To better manage and understand yourself and work, you need to seek different patterns.

2021 will be a year of complexity, change, and pattern recognition. 

How you and your team discuss and identify patterns in a rapidly changing and somewhat unpredictable environment will work to increase or decrease teamwork and stress. 

In the video above, I share: 

  1. One simple and easy process to review and reflect on your and your team’s work.
  2. Ideas for how to make sense of the patterns you notice,
  3. a way to create small changes or experiments and see what happens to do more of and less of 

I’ve shared how much I like and use Distinctive :: Working Well :: Small Improvements in other places. 

Working with an agile-team, we chose to replace their after-action review process with Distinctive :: Working Well :: Small Improvements. While watching the teamwork through the columns, it struck me how simple the language is and how the team disagreed and listened. At the same time, they kept areas of disagreement in the columns. 


How to use Distinctive, Working Well, Small Improvements (DWWSI)

Working with a management team from a health care organization, we used this process early in the covid19 pandemic to understand and look for patterns in the rapid changes. 

The CEO shared with me that she knew good change was happening and was afraid that the managers missed the changes because all the managers are so focused on right now and the pandemic’s immediacy. 

For 2 weeks, I asked each manager to record daily: 

  1. What has been distinctive or unique about their day, work, and interactions? 
  2. What about your day shows that things are working well? 
  3. What small improvements can be made to improve our work? 
patterns of change and complexity Distinctive Working Well Small Improvments

I gathered all the responses and shared them with the management team. We discussed each item and then worked on creating clusters of affinity groups based on their day and organization constraints. 

Because the team was familiar with the cynefin framework (we’ve been using cynefin and sense-maker to understand and act on employee experience data), we categorized the areas for improvement in the cynefin domains. 

  • Clear = can be done immediately with current people, little to no money or resources needed. 
  • Complicated = we need expert support or subject-matter-experts who are not on this team, and we can allocate some money and resources to make it happen. 
  • Complex = the task and improvement are important and are not as clear or understandable about what to do; we will need to allow more time and develop multiple safe-to-fail experiments to learn better and understand. 
  • Chaos = all hell breaks loose, and we might be unprepared
  • Confused = not sure about what to do, the idea is interesting, and we want to talk about it more
sense-making using cynefin

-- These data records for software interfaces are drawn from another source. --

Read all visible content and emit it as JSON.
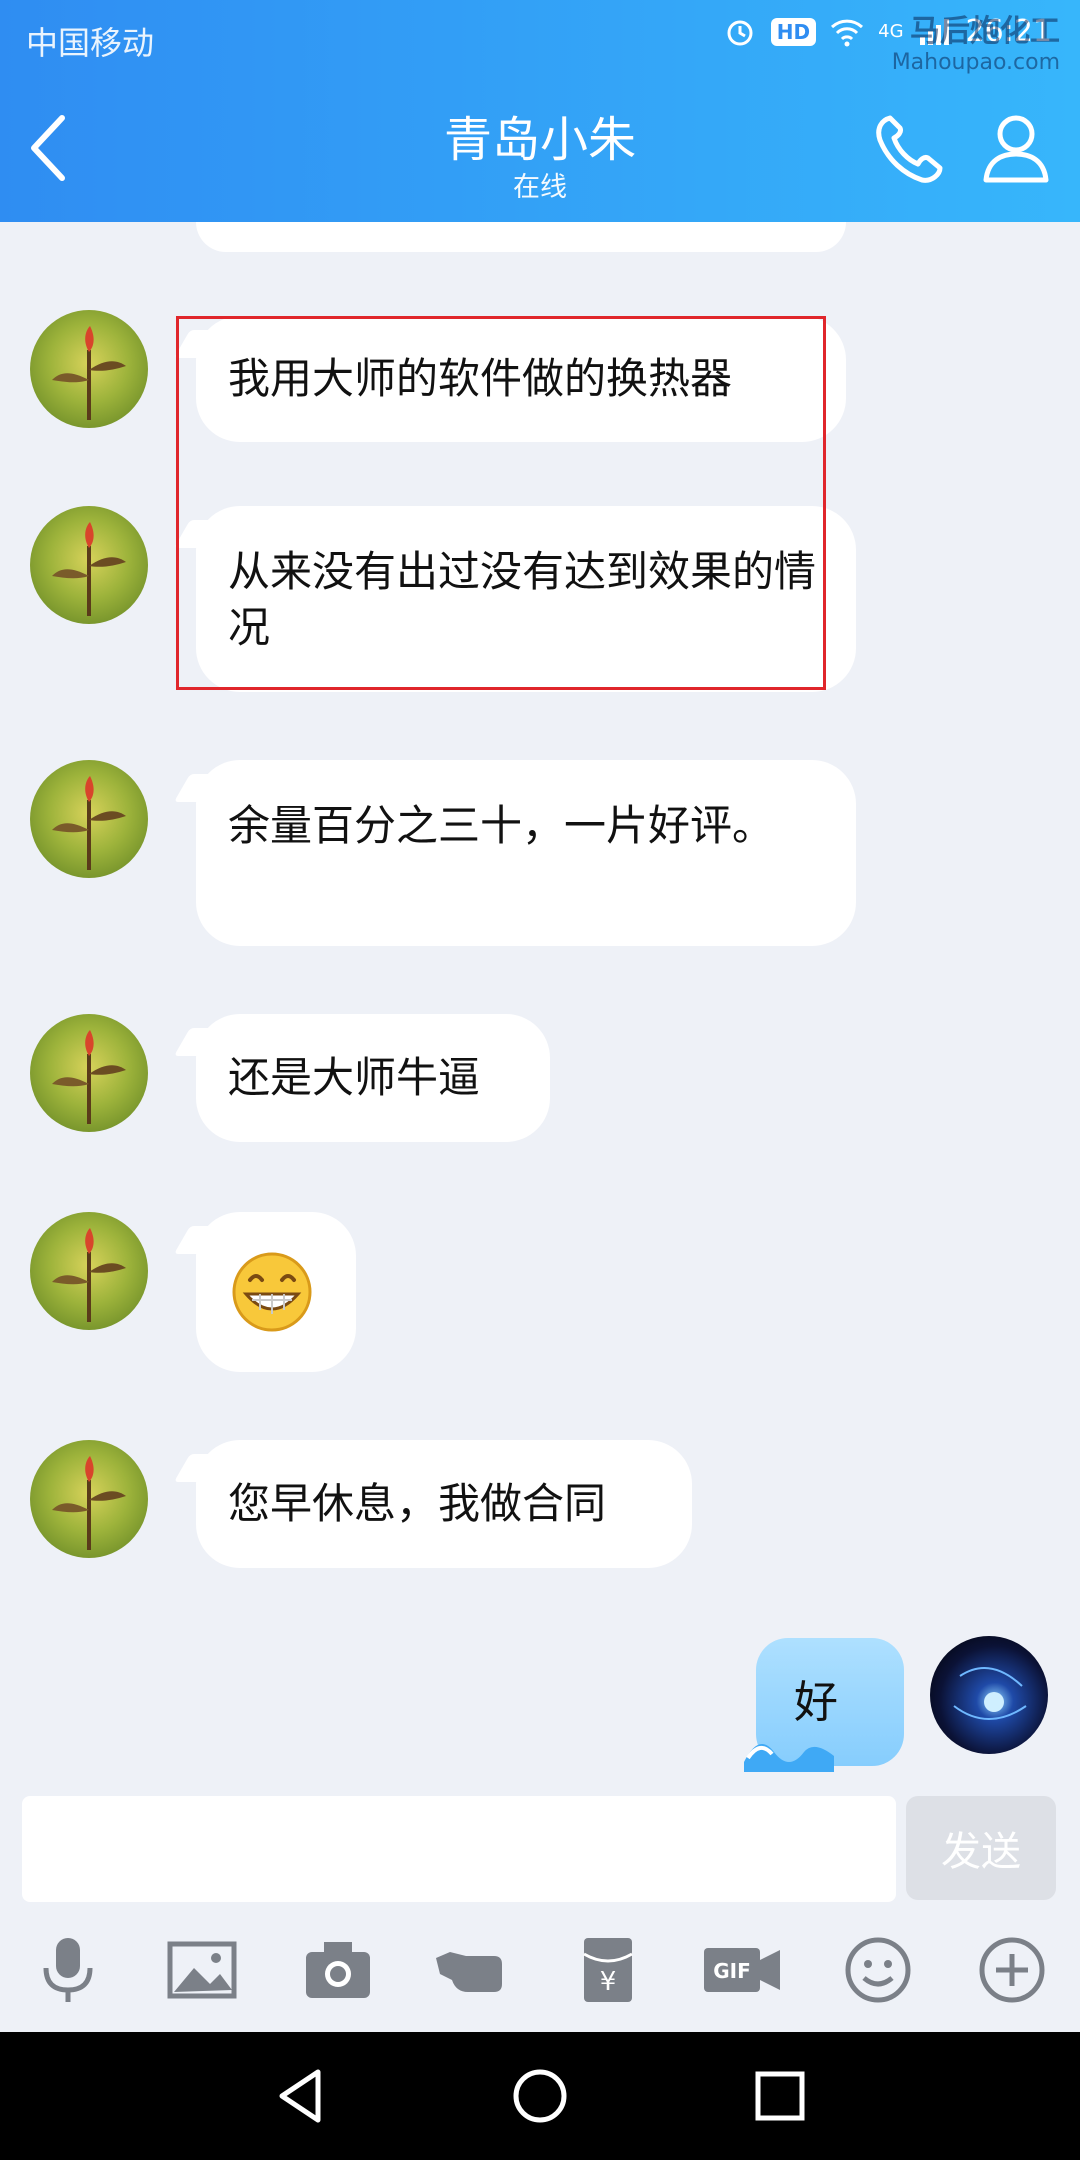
{
  "status_bar": {
    "carrier": "中国移动",
    "hd": "HD",
    "network": "4G",
    "time": "26:21"
  },
  "watermark": {
    "line1": "马后炮化工",
    "line2": "Mahoupao.com"
  },
  "header": {
    "title": "青岛小朱",
    "status": "在线"
  },
  "messages": [
    {
      "side": "left",
      "text": "我用大师的软件做的换热器"
    },
    {
      "side": "left",
      "text": "从来没有出过没有达到效果的情况"
    },
    {
      "side": "left",
      "text": "余量百分之三十，一片好评。"
    },
    {
      "side": "left",
      "text": "还是大师牛逼"
    },
    {
      "side": "left",
      "emoji": "grinning-emoji"
    },
    {
      "side": "left",
      "text": "您早休息，我做合同"
    },
    {
      "side": "right",
      "text": "好"
    }
  ],
  "input": {
    "placeholder": "",
    "send_label": "发送"
  },
  "toolbar": [
    "microphone-icon",
    "image-icon",
    "camera-icon",
    "poke-icon",
    "red-packet-icon",
    "gif-icon",
    "emoji-icon",
    "plus-icon"
  ],
  "colors": {
    "header_start": "#2f8df2",
    "header_end": "#37b6fb",
    "highlight": "#e0262b",
    "chat_bg": "#eef1f7"
  }
}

Patterns and having a method to look for, understand, document, and share are how sense-making and navigating complexity happens. When you can share data in people’s own words and understanding, then let those same people make sense of the collective pattern and impact. You will make a difference that matters – this is how change happens.